A. I am happy to be one of the 12 legislators that voted against the creation of HCACC and this infringement on the privacy rights of individuals. Our medical information is something that we, as individuals, should control – we should decide if and when it is to be released. I strongly support requiring patient permission before any medical data are collected and put into a government database.

Q. As governor, how would you use the new federal moneys earmarked for children’s health insurance? As you know, Governor Glendening plans to expand Medicaid.

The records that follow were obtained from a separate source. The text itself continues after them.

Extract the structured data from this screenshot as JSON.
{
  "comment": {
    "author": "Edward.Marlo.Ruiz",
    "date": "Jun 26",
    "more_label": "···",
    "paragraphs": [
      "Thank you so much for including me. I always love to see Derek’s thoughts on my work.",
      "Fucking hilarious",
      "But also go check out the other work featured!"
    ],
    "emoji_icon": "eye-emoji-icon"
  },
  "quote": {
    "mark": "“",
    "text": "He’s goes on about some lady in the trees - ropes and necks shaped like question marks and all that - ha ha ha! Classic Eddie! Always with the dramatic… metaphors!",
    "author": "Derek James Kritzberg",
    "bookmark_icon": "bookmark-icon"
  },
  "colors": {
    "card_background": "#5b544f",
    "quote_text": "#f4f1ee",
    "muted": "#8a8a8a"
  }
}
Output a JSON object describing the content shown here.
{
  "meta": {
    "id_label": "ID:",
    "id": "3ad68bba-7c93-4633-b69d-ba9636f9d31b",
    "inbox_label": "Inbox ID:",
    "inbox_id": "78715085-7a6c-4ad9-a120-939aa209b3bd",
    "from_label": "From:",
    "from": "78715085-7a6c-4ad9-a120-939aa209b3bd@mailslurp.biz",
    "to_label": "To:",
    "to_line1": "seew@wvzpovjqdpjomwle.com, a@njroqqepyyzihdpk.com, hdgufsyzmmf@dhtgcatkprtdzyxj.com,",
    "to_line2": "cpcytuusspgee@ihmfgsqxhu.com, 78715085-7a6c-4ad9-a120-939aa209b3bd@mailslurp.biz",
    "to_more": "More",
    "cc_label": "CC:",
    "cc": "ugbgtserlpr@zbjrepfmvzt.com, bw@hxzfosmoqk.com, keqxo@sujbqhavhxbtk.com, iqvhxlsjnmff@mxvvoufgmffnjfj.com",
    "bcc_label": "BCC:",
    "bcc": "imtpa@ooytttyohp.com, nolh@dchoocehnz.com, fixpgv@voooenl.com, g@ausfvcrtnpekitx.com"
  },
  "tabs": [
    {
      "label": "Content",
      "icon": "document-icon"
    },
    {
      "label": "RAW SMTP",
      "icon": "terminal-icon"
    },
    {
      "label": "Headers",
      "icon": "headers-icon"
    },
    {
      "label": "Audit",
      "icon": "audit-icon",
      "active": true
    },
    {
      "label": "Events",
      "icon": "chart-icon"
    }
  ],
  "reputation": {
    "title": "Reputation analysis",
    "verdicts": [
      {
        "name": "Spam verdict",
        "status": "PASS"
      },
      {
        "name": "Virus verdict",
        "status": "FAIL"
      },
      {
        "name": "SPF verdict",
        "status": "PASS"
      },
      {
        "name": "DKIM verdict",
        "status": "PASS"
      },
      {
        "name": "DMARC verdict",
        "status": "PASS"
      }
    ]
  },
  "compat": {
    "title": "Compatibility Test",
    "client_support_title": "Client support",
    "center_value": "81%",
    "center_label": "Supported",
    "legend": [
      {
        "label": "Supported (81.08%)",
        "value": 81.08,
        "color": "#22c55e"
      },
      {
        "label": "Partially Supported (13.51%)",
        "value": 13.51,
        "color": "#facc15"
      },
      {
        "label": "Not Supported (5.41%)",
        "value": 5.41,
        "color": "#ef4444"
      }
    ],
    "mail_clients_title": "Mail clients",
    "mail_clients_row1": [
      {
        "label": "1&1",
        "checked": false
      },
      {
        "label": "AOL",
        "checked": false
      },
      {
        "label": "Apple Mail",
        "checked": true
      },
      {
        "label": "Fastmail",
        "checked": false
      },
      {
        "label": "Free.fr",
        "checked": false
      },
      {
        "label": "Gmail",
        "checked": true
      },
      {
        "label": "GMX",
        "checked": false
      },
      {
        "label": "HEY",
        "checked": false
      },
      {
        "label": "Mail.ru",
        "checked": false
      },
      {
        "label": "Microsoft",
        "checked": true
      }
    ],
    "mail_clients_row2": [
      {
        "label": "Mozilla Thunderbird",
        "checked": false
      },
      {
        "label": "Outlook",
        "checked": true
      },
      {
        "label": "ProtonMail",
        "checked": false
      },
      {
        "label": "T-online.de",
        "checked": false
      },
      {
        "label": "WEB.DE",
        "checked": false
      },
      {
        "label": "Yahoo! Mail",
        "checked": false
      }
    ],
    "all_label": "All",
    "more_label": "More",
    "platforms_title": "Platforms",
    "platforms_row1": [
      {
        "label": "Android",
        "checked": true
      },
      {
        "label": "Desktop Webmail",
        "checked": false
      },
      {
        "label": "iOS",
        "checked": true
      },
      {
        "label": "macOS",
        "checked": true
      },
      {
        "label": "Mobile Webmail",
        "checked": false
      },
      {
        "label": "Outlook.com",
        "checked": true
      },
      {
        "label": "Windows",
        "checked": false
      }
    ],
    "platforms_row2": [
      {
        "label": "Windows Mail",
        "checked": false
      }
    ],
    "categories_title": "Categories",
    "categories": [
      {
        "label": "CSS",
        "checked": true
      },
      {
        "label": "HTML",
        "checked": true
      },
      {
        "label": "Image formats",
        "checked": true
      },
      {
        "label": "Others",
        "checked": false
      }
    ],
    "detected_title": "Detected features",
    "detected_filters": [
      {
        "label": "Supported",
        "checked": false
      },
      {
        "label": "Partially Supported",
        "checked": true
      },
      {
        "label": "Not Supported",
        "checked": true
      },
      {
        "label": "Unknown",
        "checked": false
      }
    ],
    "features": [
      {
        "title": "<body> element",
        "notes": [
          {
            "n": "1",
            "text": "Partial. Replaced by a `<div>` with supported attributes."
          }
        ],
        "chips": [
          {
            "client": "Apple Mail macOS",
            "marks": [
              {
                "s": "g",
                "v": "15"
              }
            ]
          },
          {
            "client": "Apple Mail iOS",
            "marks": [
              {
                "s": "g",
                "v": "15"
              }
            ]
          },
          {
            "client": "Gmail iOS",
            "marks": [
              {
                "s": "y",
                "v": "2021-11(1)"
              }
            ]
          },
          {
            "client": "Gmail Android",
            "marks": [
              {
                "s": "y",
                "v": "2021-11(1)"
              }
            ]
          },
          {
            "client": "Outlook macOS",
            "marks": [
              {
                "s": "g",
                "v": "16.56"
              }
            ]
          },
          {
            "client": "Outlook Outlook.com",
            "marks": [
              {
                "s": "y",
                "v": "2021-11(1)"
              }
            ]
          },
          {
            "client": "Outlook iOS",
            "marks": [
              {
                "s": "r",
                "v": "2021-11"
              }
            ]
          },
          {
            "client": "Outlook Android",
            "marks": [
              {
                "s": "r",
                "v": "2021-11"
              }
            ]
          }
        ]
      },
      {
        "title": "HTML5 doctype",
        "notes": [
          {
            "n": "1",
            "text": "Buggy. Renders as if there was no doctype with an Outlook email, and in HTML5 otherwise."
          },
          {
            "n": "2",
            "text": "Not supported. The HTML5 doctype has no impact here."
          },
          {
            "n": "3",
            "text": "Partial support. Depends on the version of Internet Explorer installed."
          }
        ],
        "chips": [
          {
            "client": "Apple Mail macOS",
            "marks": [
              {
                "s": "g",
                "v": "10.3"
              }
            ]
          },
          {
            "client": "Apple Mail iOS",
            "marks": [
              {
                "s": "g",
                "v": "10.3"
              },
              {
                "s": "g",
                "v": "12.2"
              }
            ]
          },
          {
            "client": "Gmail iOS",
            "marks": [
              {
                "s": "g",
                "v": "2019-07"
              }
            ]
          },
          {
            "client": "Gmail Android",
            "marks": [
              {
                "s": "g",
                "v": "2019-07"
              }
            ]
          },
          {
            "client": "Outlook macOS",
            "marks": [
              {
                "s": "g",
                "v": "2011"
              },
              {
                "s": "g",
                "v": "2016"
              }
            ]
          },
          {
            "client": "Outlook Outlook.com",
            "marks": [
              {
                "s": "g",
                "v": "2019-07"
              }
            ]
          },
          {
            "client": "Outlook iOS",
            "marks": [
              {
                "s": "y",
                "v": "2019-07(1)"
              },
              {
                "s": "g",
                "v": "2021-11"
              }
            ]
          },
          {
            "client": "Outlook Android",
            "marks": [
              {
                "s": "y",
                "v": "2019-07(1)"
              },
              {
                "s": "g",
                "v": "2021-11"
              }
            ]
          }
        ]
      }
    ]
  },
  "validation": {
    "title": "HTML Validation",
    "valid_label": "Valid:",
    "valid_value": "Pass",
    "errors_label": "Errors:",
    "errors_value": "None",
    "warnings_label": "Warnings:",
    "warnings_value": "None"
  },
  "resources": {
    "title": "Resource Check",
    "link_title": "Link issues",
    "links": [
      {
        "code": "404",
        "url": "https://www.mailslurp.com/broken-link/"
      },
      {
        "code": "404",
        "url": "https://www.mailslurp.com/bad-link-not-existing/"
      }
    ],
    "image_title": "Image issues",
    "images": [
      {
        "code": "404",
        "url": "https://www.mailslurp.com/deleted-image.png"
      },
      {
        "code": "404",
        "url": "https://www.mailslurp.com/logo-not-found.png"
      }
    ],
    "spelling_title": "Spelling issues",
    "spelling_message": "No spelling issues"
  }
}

A. The Glendening plan is fiscally unwise and also unfair. Health insurance through Medicaid is more expensive than it is in the commercial market – thus, with a finite pool of money, fewer children will be covered through Medicaid expansion. Also, Medicaid expansion will create an enormous temptation on the part of parents and employers to shift the burden of insuring children from the private sector to the taxpayers. I have proposed a public/private partnership, where the new federal moneys the governor intends to spend on Medicaid would be made available to parents so that they might purchase private insurance. That way, they would have more choice – for example, they wouldn’t be forced into a state HMO – and with the savings that would accrue, we would be able to insure more children.


Q. Are you opposed to bringing casino gambling into the state? What about slot machines at Maryland racetracks and off-track betting sites?

A. I have a long record of opposing the use of gambling to fund government programs, and I continue to be opposed. I think it has been clearly demonstrated in other states that the severe social problems that accompany casinos far outweigh the short-term revenue benefits. The issue of slot machines at racetracks is a very difficult one because we have an industry that is being jeopardized by competition from surrounding states. I want to make sure we maintain a healthy racing industry in Maryland. I am looking into ways to achieve this.


Q. Many people assume that support for the free market and support for the environment are mutually exclusive, that one can’t be a supporter of both. Do you think this is true?

A. I don’t think such ideas are incompatible at all. In regard to the environment, I think you need to insure that you are using good science, not political science, as a basis for regulatory policy. Furthermore, I think the industries of the future are not the old smokestack polluters but quite clean ones. For Maryland to support business and move in the direction of biotechnology and information systems is not only good for the economy but also good for the environment.

Having a healthy Chesapeake Bay is essential for Maryland’s economy. The focus there needs to be on restoring the submerged aquatic vegetation that has largely been lost from the bay and bringing back the oysters, which are one of the major filters of bay water. The state also needs to stop being the culprit in creating environmental problems. I am referring to things like inadequate monitoring of sewage treatment plants and the large quantities of sewer sludge that provide nutrient run-off into the bay. At the same time we are complaining about chicken farmers hurting the Bay, we are putting tons and tons of sewage into the bay with similar effect.

Calvert. Thank you so much for talking with us today.

Interviewer Ron Dworkin is the chairman of the Calvert Institute. He will be conducting further interviews like this one.

Posted in: News Series, State and Local Politics